- WHAT IS NEEDED
Scan the entries below for the word "from". Copy each line that has it.

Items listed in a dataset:
- - - - -

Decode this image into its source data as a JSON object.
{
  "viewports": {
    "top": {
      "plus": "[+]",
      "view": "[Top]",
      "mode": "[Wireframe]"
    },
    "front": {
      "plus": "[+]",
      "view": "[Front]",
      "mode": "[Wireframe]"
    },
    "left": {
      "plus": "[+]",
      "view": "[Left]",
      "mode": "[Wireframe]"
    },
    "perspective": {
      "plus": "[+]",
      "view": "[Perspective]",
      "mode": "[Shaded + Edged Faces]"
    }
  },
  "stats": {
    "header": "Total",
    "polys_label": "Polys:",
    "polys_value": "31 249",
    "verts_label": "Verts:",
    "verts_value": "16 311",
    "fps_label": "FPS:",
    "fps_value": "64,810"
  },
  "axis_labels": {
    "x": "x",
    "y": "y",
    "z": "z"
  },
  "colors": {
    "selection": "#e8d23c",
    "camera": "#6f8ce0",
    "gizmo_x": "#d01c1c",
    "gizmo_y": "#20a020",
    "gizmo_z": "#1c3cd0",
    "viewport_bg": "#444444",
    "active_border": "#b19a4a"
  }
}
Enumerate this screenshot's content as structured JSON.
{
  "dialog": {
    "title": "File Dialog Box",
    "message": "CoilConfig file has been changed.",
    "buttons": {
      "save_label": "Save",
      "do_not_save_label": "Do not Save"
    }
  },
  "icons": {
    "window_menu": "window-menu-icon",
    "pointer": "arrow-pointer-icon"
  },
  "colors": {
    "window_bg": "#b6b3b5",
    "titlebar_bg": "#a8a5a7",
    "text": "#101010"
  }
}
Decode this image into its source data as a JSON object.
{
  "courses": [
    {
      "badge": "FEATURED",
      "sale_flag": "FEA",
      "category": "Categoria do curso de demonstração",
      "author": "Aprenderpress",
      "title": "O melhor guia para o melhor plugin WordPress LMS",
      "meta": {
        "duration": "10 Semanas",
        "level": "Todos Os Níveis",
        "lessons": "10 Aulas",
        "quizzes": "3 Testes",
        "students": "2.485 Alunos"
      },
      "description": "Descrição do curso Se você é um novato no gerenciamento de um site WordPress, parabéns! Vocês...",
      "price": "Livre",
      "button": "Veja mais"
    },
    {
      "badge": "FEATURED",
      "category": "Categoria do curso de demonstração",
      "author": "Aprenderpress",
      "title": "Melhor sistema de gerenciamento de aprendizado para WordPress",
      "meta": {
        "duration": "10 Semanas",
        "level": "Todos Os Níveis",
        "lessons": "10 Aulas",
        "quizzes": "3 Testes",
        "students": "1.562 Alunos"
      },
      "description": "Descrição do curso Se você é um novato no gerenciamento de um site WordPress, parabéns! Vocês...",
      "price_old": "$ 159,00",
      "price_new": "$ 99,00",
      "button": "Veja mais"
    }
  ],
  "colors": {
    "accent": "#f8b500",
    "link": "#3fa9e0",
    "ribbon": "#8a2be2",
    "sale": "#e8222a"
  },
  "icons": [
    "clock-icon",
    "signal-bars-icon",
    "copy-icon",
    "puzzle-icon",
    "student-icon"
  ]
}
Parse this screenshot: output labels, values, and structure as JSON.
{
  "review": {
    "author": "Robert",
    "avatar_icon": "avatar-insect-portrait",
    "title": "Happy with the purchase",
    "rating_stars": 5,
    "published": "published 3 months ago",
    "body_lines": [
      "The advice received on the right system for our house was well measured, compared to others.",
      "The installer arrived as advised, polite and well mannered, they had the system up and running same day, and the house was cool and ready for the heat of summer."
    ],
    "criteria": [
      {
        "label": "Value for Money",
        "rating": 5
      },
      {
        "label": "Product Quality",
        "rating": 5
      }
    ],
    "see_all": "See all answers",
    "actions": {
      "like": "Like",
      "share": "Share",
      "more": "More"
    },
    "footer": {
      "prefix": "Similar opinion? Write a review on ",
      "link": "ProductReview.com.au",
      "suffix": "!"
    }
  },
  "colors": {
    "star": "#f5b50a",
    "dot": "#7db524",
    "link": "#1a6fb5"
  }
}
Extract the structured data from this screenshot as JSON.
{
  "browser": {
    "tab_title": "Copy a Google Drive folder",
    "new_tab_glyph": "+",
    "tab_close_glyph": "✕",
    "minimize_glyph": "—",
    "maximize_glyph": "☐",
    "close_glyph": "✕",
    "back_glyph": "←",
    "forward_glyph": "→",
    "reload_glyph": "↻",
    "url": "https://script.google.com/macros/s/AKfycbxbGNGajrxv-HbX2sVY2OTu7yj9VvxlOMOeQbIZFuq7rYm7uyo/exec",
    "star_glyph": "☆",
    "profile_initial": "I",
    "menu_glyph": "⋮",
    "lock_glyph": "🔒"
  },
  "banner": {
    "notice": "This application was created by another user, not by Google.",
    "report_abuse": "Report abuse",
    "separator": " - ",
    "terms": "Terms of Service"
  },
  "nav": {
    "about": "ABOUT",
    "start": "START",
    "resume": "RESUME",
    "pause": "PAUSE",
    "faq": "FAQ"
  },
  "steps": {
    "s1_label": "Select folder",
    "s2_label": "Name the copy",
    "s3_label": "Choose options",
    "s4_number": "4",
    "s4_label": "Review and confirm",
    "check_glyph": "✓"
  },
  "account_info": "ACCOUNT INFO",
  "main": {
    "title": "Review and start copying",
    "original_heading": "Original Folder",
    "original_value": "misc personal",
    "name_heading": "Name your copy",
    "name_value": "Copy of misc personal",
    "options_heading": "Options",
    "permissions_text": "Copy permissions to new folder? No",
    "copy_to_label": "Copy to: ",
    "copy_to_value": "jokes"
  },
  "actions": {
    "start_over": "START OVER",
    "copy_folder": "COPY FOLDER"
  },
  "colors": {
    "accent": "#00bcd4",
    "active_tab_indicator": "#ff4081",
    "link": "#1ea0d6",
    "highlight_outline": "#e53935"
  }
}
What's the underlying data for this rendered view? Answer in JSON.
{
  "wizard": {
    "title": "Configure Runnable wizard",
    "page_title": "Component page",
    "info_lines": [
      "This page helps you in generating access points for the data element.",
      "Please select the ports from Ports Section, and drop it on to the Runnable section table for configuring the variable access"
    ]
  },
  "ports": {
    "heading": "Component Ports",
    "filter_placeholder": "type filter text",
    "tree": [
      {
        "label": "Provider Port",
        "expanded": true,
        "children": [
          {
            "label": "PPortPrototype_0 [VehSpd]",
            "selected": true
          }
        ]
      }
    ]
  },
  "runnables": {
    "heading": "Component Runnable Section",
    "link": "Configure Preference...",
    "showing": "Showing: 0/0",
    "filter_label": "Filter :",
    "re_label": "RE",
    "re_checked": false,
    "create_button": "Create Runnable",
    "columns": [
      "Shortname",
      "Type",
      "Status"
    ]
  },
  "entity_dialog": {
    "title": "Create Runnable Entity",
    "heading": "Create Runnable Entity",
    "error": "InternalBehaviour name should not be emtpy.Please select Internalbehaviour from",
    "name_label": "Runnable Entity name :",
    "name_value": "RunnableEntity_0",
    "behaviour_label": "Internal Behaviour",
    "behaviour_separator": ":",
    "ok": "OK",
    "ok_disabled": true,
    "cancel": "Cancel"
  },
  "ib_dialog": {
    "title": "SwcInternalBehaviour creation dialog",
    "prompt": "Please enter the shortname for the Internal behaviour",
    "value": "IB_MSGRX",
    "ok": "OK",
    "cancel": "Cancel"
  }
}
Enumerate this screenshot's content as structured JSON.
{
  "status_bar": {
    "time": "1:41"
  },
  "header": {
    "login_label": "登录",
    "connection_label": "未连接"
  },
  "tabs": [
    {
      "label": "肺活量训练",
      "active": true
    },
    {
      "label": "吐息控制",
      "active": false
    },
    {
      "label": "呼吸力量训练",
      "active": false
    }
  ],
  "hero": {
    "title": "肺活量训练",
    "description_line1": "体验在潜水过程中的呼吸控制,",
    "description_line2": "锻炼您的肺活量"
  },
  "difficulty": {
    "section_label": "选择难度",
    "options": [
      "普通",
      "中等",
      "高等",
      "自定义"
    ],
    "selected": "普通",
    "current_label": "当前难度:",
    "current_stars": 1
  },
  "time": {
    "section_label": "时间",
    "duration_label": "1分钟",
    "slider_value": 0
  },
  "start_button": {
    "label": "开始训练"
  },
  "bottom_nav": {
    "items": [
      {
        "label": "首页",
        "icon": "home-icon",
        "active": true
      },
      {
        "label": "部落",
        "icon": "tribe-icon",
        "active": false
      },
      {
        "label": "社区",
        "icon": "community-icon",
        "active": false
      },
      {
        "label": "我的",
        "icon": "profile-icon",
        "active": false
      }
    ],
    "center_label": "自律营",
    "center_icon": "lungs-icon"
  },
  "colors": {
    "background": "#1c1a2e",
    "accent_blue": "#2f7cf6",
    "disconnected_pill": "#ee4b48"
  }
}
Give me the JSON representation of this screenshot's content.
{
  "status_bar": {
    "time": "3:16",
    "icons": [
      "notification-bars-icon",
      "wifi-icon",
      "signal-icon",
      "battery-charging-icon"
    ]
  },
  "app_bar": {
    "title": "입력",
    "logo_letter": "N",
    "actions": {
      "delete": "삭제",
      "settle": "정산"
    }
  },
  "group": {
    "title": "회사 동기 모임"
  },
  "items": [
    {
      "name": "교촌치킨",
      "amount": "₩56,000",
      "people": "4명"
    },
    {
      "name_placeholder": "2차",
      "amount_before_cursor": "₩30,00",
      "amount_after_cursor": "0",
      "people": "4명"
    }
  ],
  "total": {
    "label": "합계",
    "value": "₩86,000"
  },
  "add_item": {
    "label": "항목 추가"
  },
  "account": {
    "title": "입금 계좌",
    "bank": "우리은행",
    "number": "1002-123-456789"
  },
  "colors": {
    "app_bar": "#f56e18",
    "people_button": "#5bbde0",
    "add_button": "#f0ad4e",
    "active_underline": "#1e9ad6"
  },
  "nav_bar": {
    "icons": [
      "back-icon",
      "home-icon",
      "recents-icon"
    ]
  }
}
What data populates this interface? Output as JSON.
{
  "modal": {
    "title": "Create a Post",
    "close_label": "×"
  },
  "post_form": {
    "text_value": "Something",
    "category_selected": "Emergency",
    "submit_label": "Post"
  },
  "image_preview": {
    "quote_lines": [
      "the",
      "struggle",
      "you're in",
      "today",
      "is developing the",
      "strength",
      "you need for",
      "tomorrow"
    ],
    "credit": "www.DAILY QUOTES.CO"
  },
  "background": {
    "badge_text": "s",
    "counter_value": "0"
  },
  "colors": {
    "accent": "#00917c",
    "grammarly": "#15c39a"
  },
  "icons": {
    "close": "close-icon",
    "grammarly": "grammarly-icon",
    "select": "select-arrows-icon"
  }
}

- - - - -

- TASK RESPONSE
Extract the structured data from this screenshot as JSON.
      "Please select the ports from Ports Section, and drop it on to the Runnable section table for configuring the variable access"
    "error": "InternalBehaviour name should not be emtpy.Please select Internalbehaviour from",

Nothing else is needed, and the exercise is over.